A suitable curry powder substitute may be needed if you’ve run out of the spice. Making a curry or using the blend in your cooking adds a wonderfully complex flavor profile to any dish. So it is a good idea to have a quick alternative curry powder option on hand.
What is Curry?
Curry is most often referred to as the aromatic blend of spices used to make a dish with sauce associated with South Asian cuisine. Curry powder typically includes cloves, cardamom, nutmeg, ginger, fennel, and a few other aromatic spices.
Common Uses for Curry
- Stews and Soups – it often gets added in larger amounts to dishes like soups and stews for a warm and aromatic taste.
- Rice dishes – adding small amounts to your cooked rice dishes will ensure a savory and delicious rice to accompany any other dish.
- Fillings – curry often gets added to tasty snacks and fillings like samosas, spring rolls, and buns.
- Meat. eggs and fish – curry doesn’t only belong in the sauces or stuffing of dishes. It can be used as a dry rub or seasoning on a lot of meat, fish, and even some scrambled eggs.
How to Choose a Substitute for Curry
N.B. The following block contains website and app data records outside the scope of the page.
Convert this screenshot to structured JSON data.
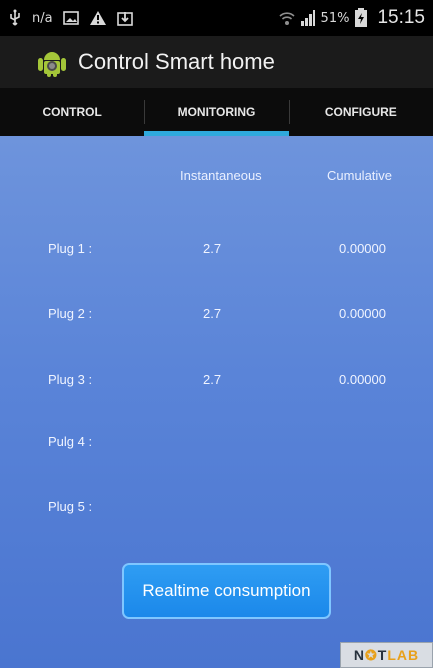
{
  "status_bar": {
    "icons_left": [
      "usb-icon",
      "sim-icon",
      "image-icon",
      "warning-icon",
      "download-icon"
    ],
    "na_text": "n/a",
    "icons_right": [
      "wifi-icon",
      "signal-icon",
      "battery-icon"
    ],
    "battery_text": "51%",
    "time": "15:15"
  },
  "action_bar": {
    "title": "Control Smart home",
    "icon": "android-icon"
  },
  "tabs": [
    {
      "label": "CONTROL",
      "active": false
    },
    {
      "label": "MONITORING",
      "active": true
    },
    {
      "label": "CONFIGURE",
      "active": false
    }
  ],
  "monitoring": {
    "headers": {
      "instantaneous": "Instantaneous",
      "cumulative": "Cumulative"
    },
    "rows": [
      {
        "label": "Plug 1 :",
        "instantaneous": "2.7",
        "cumulative": "0.00000"
      },
      {
        "label": "Plug 2 :",
        "instantaneous": "2.7",
        "cumulative": "0.00000"
      },
      {
        "label": "Plug 3 :",
        "instantaneous": "2.7",
        "cumulative": "0.00000"
      },
      {
        "label": "Pulg 4 :",
        "instantaneous": "",
        "cumulative": ""
      },
      {
        "label": "Plug 5 :",
        "instantaneous": "",
        "cumulative": ""
      }
    ],
    "button_label": "Realtime consumption"
  },
  "watermark": {
    "text_a": "N",
    "text_b": "T",
    "text_c": "LAB"
  },
  "colors": {
    "tab_indicator": "#2fa9dd",
    "content_bg": "#5a84d8",
    "button": "#1b88ea"
  }
}
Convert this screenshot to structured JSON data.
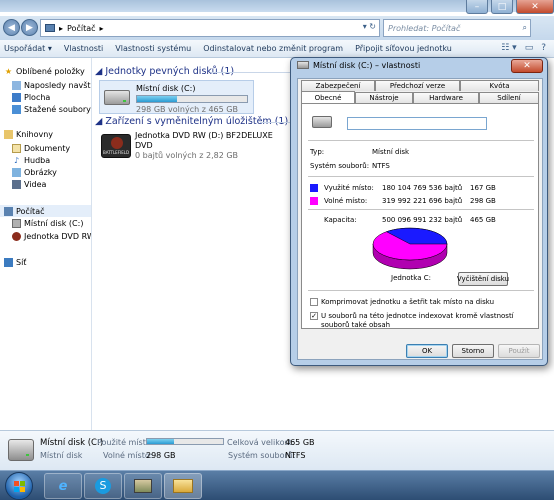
{
  "explorer": {
    "address": {
      "root_icon": "computer-icon",
      "segment": "Počítač",
      "arrow": "▸"
    },
    "search": {
      "placeholder": "Prohledat: Počítač"
    },
    "commands": [
      "Uspořádat ▾",
      "Vlastnosti",
      "Vlastnosti systému",
      "Odinstalovat nebo změnit program",
      "Připojit síťovou jednotku"
    ],
    "nav": {
      "favorites_header": "Oblíbené položky",
      "favorites": [
        "Naposledy navštíven",
        "Plocha",
        "Stažené soubory"
      ],
      "libraries_header": "Knihovny",
      "libraries": [
        "Dokumenty",
        "Hudba",
        "Obrázky",
        "Videa"
      ],
      "computer_header": "Počítač",
      "computer_items": [
        "Místní disk (C:)",
        "Jednotka DVD RW (D"
      ],
      "network": "Síť"
    },
    "groups": {
      "hard_disks": "Jednotky pevných disků (1)",
      "removable": "Zařízení s vyměnitelným úložištěm (1)"
    },
    "drive_c": {
      "name": "Místní disk (C:)",
      "free_text": "298 GB volných z 465 GB",
      "used_fraction": 0.36
    },
    "drive_d": {
      "name": "Jednotka DVD RW (D:) BF2DELUXE",
      "type": "DVD",
      "free_text": "0 bajtů volných z 2,82 GB",
      "logo_text": "BATTLEFIELD"
    },
    "details": {
      "name": "Místní disk (C:)",
      "type": "Místní disk",
      "used_label": "Použité místo:",
      "used_fraction": 0.36,
      "free_label": "Volné místo:",
      "free_value": "298 GB",
      "total_label": "Celková velikost:",
      "total_value": "465 GB",
      "fs_label": "Systém souborů:",
      "fs_value": "NTFS"
    }
  },
  "dialog": {
    "title": "Místní disk (C:) – vlastnosti",
    "close": "✕",
    "tabs_row1": [
      "Zabezpečení",
      "Předchozí verze",
      "Kvóta"
    ],
    "tabs_row2": [
      "Obecné",
      "Nástroje",
      "Hardware",
      "Sdílení"
    ],
    "type_label": "Typ:",
    "type_value": "Místní disk",
    "fs_label": "Systém souborů:",
    "fs_value": "NTFS",
    "used_label": "Využité místo:",
    "used_bytes": "180 104 769 536 bajtů",
    "used_gb": "167 GB",
    "free_label": "Volné místo:",
    "free_bytes": "319 992 221 696 bajtů",
    "free_gb": "298 GB",
    "capacity_label": "Kapacita:",
    "capacity_bytes": "500 096 991 232 bajtů",
    "capacity_gb": "465 GB",
    "drive_label": "Jednotka C:",
    "cleanup_button": "Vyčištění disku",
    "compress_label": "Komprimovat jednotku a šetřit tak místo na disku",
    "index_label_1": "U souborů na této jednotce indexovat kromě vlastností",
    "index_label_2": "souborů také obsah",
    "ok": "OK",
    "cancel": "Storno",
    "apply": "Použít",
    "colors": {
      "used": "#1a1aff",
      "free": "#ff00ff"
    },
    "pie": {
      "used_fraction": 0.36
    }
  }
}
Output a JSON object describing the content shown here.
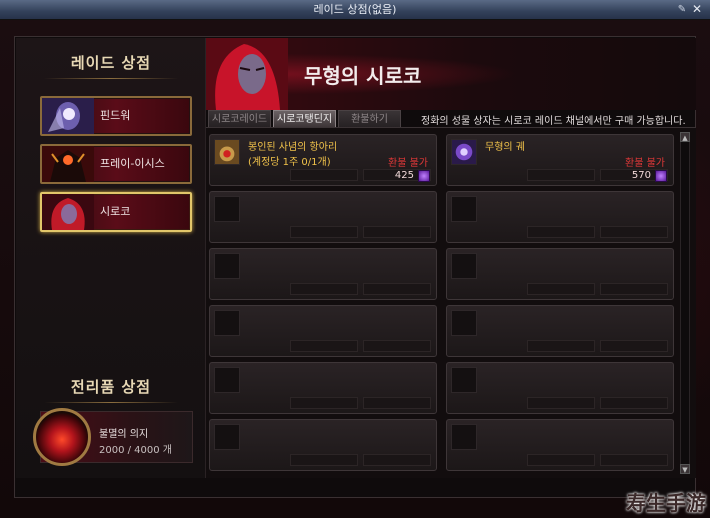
{
  "window": {
    "title": "레이드 상점(없음)"
  },
  "left_panel": {
    "raid_shop_title": "레이드 상점",
    "raids": [
      {
        "label": "핀드워",
        "selected": false
      },
      {
        "label": "프레이-이시스",
        "selected": false
      },
      {
        "label": "시로코",
        "selected": true
      }
    ],
    "loot_shop_title": "전리품 상점",
    "consumable": {
      "name": "불멸의 의지",
      "count": "2000 / 4000 개"
    }
  },
  "right_panel": {
    "banner_title": "무형의 시로코",
    "tabs": [
      {
        "label": "시로코레이드",
        "active": false
      },
      {
        "label": "시로코탱딘지",
        "active": true
      },
      {
        "label": "환불하기",
        "active": false
      }
    ],
    "notice": "정화의 성물 상자는 시로코 레이드 채널에서만 구매 가능합니다.",
    "items": [
      {
        "name": "봉인된 사념의 항아리",
        "sub": "(계정당 1주 0/1개)",
        "refund": "환불 불가",
        "price": "425"
      },
      {
        "name": "무형의 궤",
        "sub": "",
        "refund": "환불 불가",
        "price": "570"
      }
    ]
  },
  "watermark": "寿生手游"
}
- Garam masala – you would most often add garam masala at the end of your dishes as a finishing spice, so it is best for rice bowls or seasoning eggs.
- Cumin – cumin, or any blend of spices that include cumin, can be used at the beginning of a dish, as it’s best if you toast the spice somewhat before continuing your cooking to release the earthy aromas. Chicken and cumin work well together.
- Turmeric – a lot of curry blends include turmeric, but it is more used for color than taste, as it has a very mild earthy taste. Add it for color, not for flavor.
- Curry paste – curry paste has Thai origins and is often composed of chillis, garlic, and lemongrass ground up to make a paste and adds a lot of heat to your dish.
10 Best Ingredients for a Curry Powder Substitute
Cumin adds an earthy taste to your dish without any heat. If you’re using it in stews or soups, it’s best to use ground cumin to avoid biting down on a seed. Spiceography explains the difference between ground and whole cumin.
2. Curry Paste
Curry paste is quite different from curry powder, despite the names. It’s more often used in Thai dishes and has a lot of wet ingredients as opposed to dry ones. Curry paste is usually spicy, so add it in moderation. Try making Nutrition in the Kitch’s Thai red curry using curry paste.
3. Chili Powder
If you are looking to add heat to your dish by using curry powder, you can use some chili powder instead. It might not add as complex flavor profiles as curry would, but you will get the heat you’re looking for. The Spruce describes the spice in detail.
4. Coriander Seeds
You can use coriander seeds whole or ground to add a floral but earthy taste to your dish since most curry blends have coriander seeds in them. Toasting the seeds before using them or grinding them will add to the earthy taste. Healthline explains why they’re sometimes called cilantro rather than coriander.
Add a small pinch of Allspice to offer more complexity to your dish. But not too much, because using a larger amount might make it too overwhelming. Masterclass shows you how to use allspice in your dishes.
6. Garam Masala
Garam masala is a spice blend very similar to curry powder and features most of the ingredients you would find in curry powder. It has a bigger punch than curry powder does but works well with lamb, chicken, and in stews. Masterclass notes that the main difference between the two is the lack of turmeric in garam masala.
7. Chinese 5-Spice
Although it is a bit more sour and bitter, Chinese 5-spice works well in the place of curry powder in recipes where it would be used as a rub, seasoning, or with veggies. Zest and Zing explain how to use the spice.
8. Tandoori Masala
Tandoori masala is often added to dishes to give them a spice and deep reddish color. However, the color will be different than the expected yellow-orange hue you would get with curry powder. It will add a lot of heat to your dish, so start off slow. Pepper Scale explains the history behind the spice blend.
9. Sambar Powder
You would get a really convincing flavor profile with sambar powder, although it is not as common to find in stores. It has spices similar to curry powder, with a few additional herbs added. Tarla Dalal explains how you can use the blend.
10. Your Own Curry Blend
You can make your own curry blend and store it for future use with ease if you have a lot of spices in your pantry. Better yet, you can amend the recipe exactly to your liking. Curious Cuisiniere has an easy, small-batch recipe.
Tips for Curry Powder Substitute
- Start Slow – if you’re using other spice blends, it’s best to add them in small quantities before you ruin your dish.
- Toast your spices – if you’re using spices individually or in the whole form, it’s always a great idea to toast them slightly first, either in a dry pan or in oil, before adding the rest of your ingredients.
- Experiment – curry powders always differ from brand to brand, so why not try out different blends of your own ingredients and make a new recipe you love?